• _Input data_
↓

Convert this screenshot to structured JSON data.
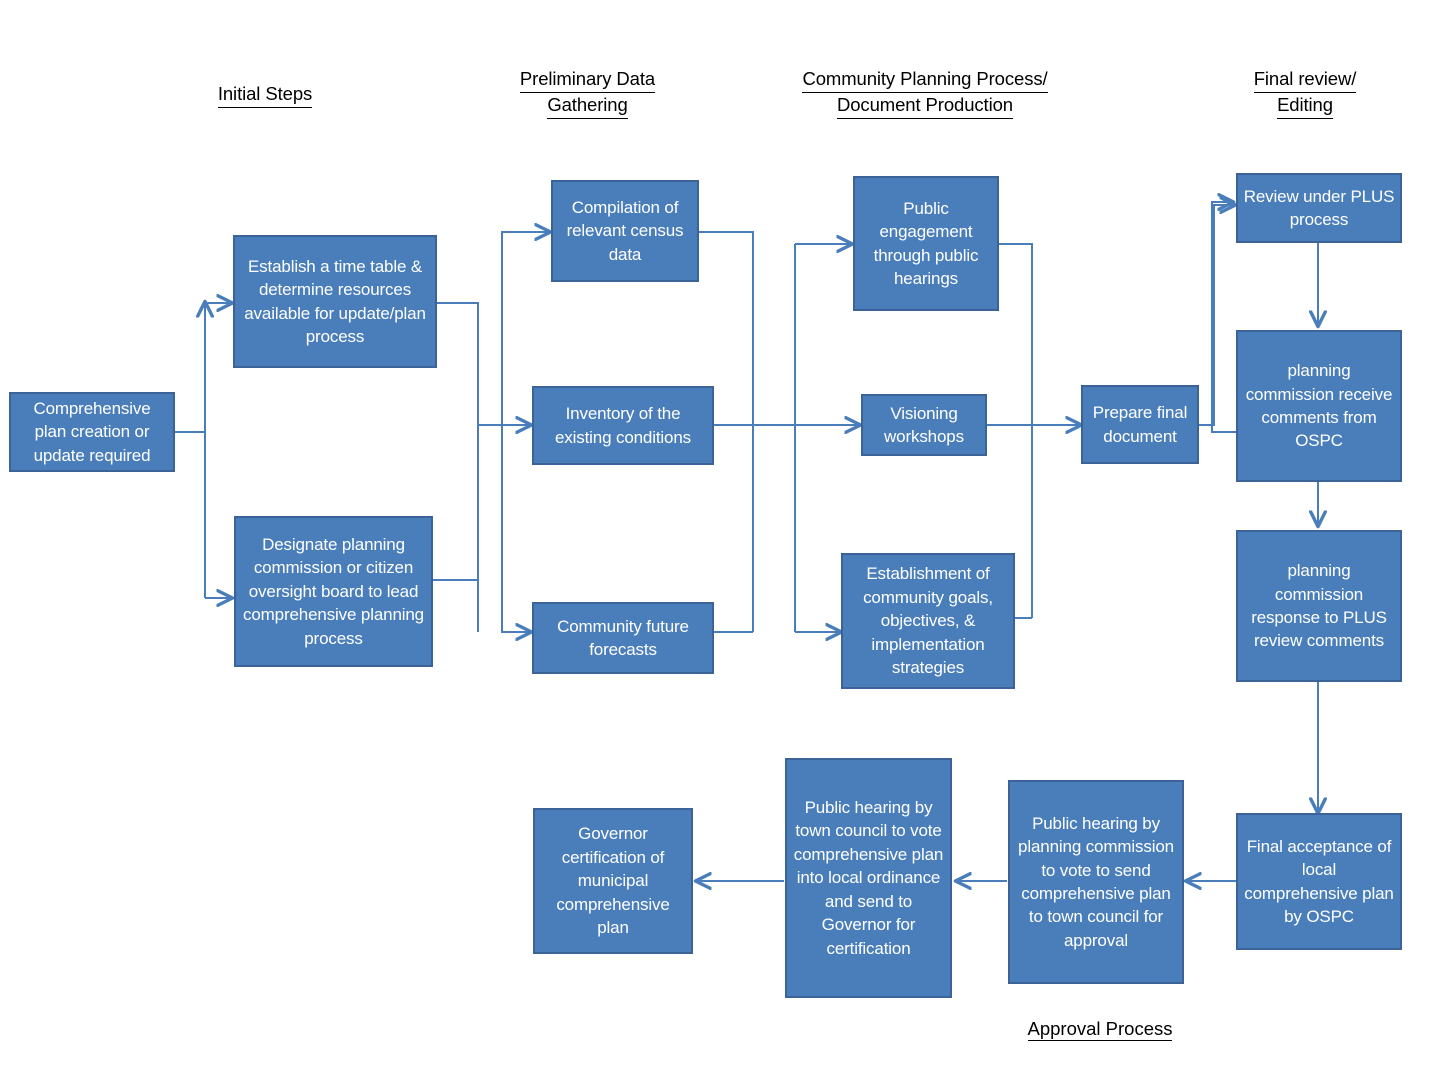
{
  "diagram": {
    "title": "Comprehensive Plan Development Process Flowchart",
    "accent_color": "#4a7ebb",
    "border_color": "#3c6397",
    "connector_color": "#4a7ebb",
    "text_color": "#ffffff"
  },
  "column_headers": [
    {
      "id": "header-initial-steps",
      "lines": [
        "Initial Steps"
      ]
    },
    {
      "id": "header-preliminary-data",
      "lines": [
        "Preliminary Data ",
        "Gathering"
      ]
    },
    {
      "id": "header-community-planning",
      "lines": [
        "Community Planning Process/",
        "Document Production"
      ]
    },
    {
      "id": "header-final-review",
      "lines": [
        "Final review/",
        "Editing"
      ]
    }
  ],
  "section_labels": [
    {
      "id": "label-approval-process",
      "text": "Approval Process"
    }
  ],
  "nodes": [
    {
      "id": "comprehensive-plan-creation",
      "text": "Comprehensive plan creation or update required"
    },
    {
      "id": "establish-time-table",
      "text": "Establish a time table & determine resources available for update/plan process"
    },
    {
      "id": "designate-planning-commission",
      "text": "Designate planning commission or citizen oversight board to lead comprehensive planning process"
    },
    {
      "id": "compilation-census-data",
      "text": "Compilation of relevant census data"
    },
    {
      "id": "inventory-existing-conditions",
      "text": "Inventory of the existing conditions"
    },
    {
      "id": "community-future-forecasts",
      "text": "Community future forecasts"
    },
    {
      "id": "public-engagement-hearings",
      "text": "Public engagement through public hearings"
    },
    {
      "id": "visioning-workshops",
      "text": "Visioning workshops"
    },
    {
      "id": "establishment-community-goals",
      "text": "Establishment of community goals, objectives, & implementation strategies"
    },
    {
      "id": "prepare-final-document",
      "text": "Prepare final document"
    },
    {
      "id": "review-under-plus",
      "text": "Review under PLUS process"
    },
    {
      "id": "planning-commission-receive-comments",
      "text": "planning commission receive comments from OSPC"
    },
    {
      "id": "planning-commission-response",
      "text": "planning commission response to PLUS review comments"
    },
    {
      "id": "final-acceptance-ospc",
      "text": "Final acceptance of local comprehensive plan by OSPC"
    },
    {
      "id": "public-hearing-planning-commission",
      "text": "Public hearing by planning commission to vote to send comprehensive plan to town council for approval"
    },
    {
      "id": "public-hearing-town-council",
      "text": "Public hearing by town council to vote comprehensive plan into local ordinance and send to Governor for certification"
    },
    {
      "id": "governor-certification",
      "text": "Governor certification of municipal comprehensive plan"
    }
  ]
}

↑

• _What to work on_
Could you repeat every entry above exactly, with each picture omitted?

• _Exercise result_
Convert this screenshot to structured JSON data.
{
  "diagram": {
    "title": "Comprehensive Plan Development Process Flowchart",
    "accent_color": "#4a7ebb",
    "border_color": "#3c6397",
    "connector_color": "#4a7ebb",
    "text_color": "#ffffff"
  },
  "column_headers": [
    {
      "id": "header-initial-steps",
      "lines": [
        "Initial Steps"
      ]
    },
    {
      "id": "header-preliminary-data",
      "lines": [
        "Preliminary Data ",
        "Gathering"
      ]
    },
    {
      "id": "header-community-planning",
      "lines": [
        "Community Planning Process/",
        "Document Production"
      ]
    },
    {
      "id": "header-final-review",
      "lines": [
        "Final review/",
        "Editing"
      ]
    }
  ],
  "section_labels": [
    {
      "id": "label-approval-process",
      "text": "Approval Process"
    }
  ],
  "nodes": [
    {
      "id": "comprehensive-plan-creation",
      "text": "Comprehensive plan creation or update required"
    },
    {
      "id": "establish-time-table",
      "text": "Establish a time table & determine resources available for update/plan process"
    },
    {
      "id": "designate-planning-commission",
      "text": "Designate planning commission or citizen oversight board to lead comprehensive planning process"
    },
    {
      "id": "compilation-census-data",
      "text": "Compilation of relevant census data"
    },
    {
      "id": "inventory-existing-conditions",
      "text": "Inventory of the existing conditions"
    },
    {
      "id": "community-future-forecasts",
      "text": "Community future forecasts"
    },
    {
      "id": "public-engagement-hearings",
      "text": "Public engagement through public hearings"
    },
    {
      "id": "visioning-workshops",
      "text": "Visioning workshops"
    },
    {
      "id": "establishment-community-goals",
      "text": "Establishment of community goals, objectives, & implementation strategies"
    },
    {
      "id": "prepare-final-document",
      "text": "Prepare final document"
    },
    {
      "id": "review-under-plus",
      "text": "Review under PLUS process"
    },
    {
      "id": "planning-commission-receive-comments",
      "text": "planning commission receive comments from OSPC"
    },
    {
      "id": "planning-commission-response",
      "text": "planning commission response to PLUS review comments"
    },
    {
      "id": "final-acceptance-ospc",
      "text": "Final acceptance of local comprehensive plan by OSPC"
    },
    {
      "id": "public-hearing-planning-commission",
      "text": "Public hearing by planning commission to vote to send comprehensive plan to town council for approval"
    },
    {
      "id": "public-hearing-town-council",
      "text": "Public hearing by town council to vote comprehensive plan into local ordinance and send to Governor for certification"
    },
    {
      "id": "governor-certification",
      "text": "Governor certification of municipal comprehensive plan"
    }
  ]
}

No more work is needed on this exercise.